**About this task:** Which lines of the data contain the string "message"? Show each of them.

Start of Data for processing

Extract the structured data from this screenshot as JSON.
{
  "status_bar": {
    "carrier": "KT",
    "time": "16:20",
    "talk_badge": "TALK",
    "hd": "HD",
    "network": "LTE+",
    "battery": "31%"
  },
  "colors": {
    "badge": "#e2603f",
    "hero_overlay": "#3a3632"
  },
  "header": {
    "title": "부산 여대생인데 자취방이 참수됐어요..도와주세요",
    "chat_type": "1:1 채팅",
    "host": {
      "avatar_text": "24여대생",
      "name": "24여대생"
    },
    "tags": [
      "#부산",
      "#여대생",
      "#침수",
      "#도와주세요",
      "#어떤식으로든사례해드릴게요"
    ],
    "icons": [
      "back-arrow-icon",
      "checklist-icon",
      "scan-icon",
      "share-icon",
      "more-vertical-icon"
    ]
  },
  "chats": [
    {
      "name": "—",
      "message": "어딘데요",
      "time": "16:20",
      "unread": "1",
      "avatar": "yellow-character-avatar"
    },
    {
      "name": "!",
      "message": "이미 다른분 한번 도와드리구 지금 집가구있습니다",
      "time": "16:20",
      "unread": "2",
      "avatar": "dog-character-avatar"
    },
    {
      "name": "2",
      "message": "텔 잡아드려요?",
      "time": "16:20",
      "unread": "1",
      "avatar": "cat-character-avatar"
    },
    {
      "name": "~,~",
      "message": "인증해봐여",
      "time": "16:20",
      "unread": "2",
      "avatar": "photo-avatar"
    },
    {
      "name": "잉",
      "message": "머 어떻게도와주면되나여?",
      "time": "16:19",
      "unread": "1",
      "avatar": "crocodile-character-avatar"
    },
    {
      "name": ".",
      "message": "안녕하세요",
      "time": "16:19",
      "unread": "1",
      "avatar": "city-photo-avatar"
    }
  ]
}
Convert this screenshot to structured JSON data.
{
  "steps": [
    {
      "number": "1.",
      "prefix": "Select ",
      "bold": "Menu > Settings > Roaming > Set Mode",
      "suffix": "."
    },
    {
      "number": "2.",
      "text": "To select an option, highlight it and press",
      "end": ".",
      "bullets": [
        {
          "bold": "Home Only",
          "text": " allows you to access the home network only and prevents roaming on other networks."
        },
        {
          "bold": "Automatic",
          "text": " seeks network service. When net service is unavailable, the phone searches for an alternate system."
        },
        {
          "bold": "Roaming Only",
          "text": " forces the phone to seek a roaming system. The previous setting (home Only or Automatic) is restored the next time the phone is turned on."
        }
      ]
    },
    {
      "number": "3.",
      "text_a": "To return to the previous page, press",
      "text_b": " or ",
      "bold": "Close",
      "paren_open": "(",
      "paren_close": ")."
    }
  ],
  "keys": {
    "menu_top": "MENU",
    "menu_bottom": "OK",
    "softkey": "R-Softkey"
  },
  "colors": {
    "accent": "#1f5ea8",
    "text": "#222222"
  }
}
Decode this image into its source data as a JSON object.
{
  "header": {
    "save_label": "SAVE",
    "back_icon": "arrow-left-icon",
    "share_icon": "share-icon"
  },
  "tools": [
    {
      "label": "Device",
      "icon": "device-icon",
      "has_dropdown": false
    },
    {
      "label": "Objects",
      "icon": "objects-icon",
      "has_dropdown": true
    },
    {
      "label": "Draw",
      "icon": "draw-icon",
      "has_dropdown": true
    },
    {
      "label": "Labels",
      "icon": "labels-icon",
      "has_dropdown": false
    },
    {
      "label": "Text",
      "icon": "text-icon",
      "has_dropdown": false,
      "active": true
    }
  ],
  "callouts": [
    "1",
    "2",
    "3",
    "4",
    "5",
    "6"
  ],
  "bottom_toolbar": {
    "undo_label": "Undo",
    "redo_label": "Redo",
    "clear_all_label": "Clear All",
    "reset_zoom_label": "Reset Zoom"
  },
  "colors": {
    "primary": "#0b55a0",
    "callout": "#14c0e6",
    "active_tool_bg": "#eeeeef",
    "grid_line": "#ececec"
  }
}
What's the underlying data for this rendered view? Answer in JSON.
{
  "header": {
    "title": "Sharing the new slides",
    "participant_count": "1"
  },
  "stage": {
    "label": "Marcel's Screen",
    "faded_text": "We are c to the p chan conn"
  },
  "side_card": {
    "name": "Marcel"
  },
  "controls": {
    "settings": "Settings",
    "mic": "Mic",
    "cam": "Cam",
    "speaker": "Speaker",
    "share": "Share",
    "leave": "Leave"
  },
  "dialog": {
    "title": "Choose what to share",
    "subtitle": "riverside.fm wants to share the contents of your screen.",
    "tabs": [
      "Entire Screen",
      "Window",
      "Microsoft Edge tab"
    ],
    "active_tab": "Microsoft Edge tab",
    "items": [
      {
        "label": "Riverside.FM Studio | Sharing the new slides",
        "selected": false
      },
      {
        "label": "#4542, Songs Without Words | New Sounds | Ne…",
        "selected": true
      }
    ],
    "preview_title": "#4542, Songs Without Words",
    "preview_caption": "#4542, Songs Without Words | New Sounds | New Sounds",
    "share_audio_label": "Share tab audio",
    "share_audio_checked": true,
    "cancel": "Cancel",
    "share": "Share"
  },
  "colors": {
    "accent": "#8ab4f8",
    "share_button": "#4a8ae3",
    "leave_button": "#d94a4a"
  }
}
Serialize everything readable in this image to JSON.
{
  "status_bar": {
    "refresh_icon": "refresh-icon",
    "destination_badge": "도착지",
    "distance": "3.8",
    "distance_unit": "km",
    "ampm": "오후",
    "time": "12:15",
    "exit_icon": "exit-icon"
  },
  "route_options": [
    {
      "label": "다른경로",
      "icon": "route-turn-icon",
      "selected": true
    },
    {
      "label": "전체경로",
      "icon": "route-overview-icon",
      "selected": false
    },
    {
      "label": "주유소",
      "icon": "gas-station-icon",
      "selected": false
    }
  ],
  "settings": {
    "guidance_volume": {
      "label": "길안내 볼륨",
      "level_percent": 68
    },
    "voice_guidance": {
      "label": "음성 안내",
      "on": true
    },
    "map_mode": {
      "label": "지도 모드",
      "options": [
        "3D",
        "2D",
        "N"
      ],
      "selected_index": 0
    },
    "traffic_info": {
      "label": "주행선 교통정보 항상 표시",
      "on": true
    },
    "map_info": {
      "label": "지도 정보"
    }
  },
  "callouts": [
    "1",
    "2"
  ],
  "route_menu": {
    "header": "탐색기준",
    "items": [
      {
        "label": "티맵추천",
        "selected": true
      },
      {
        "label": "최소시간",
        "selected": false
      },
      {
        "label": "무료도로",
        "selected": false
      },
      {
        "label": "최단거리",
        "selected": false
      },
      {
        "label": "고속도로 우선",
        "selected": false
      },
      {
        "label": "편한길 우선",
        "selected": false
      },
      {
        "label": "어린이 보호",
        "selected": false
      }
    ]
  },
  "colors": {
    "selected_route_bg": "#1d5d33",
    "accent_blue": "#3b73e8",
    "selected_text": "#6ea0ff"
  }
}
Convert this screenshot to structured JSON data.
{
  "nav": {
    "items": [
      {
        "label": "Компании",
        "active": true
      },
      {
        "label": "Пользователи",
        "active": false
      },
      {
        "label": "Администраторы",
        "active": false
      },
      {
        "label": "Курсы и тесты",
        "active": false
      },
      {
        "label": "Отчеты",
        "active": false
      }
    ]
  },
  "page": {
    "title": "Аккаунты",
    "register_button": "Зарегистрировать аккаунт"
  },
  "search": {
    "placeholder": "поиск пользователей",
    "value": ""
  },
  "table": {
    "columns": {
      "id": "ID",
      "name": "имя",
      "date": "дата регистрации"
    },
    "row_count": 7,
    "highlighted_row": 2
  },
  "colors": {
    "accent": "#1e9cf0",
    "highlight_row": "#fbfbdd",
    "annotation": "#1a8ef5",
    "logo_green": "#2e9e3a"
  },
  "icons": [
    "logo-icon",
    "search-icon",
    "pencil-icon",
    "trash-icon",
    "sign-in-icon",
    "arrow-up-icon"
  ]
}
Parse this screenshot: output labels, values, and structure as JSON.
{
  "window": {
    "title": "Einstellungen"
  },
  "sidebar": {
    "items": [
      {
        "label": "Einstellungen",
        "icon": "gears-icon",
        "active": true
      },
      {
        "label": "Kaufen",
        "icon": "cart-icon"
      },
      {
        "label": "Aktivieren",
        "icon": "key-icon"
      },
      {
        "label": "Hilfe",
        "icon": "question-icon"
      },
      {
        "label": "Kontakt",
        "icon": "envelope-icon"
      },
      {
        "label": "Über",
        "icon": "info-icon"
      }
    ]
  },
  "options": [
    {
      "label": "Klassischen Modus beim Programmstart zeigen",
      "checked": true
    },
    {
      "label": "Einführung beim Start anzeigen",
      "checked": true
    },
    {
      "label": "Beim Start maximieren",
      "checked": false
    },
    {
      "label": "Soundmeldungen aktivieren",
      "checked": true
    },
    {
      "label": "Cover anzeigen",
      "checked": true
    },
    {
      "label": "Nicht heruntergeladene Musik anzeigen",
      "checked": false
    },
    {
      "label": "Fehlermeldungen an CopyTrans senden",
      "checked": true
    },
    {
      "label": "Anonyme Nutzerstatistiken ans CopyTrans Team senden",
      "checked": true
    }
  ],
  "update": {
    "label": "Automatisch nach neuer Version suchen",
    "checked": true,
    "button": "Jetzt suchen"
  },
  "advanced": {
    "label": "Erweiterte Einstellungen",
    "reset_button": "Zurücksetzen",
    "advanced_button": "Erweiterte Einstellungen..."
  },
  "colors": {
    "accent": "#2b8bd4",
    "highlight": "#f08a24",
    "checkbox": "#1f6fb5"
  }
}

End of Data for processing

**Your solution:**
      "message": "어딘데요",
      "message": "이미 다른분 한번 도와드리구 지금 집가구있습니다",
      "message": "텔 잡아드려요?",
      "message": "인증해봐여",
      "message": "머 어떻게도와주면되나여?",
      "message": "안녕하세요",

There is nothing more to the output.